(Data entries)
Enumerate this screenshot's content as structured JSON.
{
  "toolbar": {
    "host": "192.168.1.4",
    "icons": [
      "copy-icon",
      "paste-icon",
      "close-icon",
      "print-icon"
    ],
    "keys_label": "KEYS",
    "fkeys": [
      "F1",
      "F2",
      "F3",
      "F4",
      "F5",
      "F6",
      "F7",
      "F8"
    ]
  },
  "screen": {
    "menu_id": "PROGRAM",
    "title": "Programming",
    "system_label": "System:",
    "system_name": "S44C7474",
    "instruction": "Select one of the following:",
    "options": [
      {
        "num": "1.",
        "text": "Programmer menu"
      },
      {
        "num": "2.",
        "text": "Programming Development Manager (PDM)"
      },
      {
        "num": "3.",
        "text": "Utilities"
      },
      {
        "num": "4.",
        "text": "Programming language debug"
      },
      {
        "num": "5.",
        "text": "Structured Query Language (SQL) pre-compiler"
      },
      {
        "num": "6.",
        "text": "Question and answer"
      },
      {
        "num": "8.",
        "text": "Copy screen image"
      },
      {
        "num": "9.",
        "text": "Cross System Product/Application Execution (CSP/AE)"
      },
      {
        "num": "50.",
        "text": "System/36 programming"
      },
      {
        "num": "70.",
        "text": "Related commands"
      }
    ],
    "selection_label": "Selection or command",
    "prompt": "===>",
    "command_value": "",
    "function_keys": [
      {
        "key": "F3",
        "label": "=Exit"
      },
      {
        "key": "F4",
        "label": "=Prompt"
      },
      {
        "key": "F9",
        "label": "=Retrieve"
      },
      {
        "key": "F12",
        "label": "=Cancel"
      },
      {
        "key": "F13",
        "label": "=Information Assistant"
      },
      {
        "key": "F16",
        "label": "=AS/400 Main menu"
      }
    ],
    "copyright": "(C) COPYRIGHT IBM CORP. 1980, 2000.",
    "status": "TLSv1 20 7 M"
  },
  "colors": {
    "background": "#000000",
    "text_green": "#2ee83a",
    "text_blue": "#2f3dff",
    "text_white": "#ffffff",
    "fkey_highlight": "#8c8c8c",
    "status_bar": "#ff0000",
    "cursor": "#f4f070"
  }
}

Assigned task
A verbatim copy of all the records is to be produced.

Written response
Enumerate this screenshot's content as structured JSON.
{
  "toolbar": {
    "host": "192.168.1.4",
    "icons": [
      "copy-icon",
      "paste-icon",
      "close-icon",
      "print-icon"
    ],
    "keys_label": "KEYS",
    "fkeys": [
      "F1",
      "F2",
      "F3",
      "F4",
      "F5",
      "F6",
      "F7",
      "F8"
    ]
  },
  "screen": {
    "menu_id": "PROGRAM",
    "title": "Programming",
    "system_label": "System:",
    "system_name": "S44C7474",
    "instruction": "Select one of the following:",
    "options": [
      {
        "num": "1.",
        "text": "Programmer menu"
      },
      {
        "num": "2.",
        "text": "Programming Development Manager (PDM)"
      },
      {
        "num": "3.",
        "text": "Utilities"
      },
      {
        "num": "4.",
        "text": "Programming language debug"
      },
      {
        "num": "5.",
        "text": "Structured Query Language (SQL) pre-compiler"
      },
      {
        "num": "6.",
        "text": "Question and answer"
      },
      {
        "num": "8.",
        "text": "Copy screen image"
      },
      {
        "num": "9.",
        "text": "Cross System Product/Application Execution (CSP/AE)"
      },
      {
        "num": "50.",
        "text": "System/36 programming"
      },
      {
        "num": "70.",
        "text": "Related commands"
      }
    ],
    "selection_label": "Selection or command",
    "prompt": "===>",
    "command_value": "",
    "function_keys": [
      {
        "key": "F3",
        "label": "=Exit"
      },
      {
        "key": "F4",
        "label": "=Prompt"
      },
      {
        "key": "F9",
        "label": "=Retrieve"
      },
      {
        "key": "F12",
        "label": "=Cancel"
      },
      {
        "key": "F13",
        "label": "=Information Assistant"
      },
      {
        "key": "F16",
        "label": "=AS/400 Main menu"
      }
    ],
    "copyright": "(C) COPYRIGHT IBM CORP. 1980, 2000.",
    "status": "TLSv1 20 7 M"
  },
  "colors": {
    "background": "#000000",
    "text_green": "#2ee83a",
    "text_blue": "#2f3dff",
    "text_white": "#ffffff",
    "fkey_highlight": "#8c8c8c",
    "status_bar": "#ff0000",
    "cursor": "#f4f070"
  }
}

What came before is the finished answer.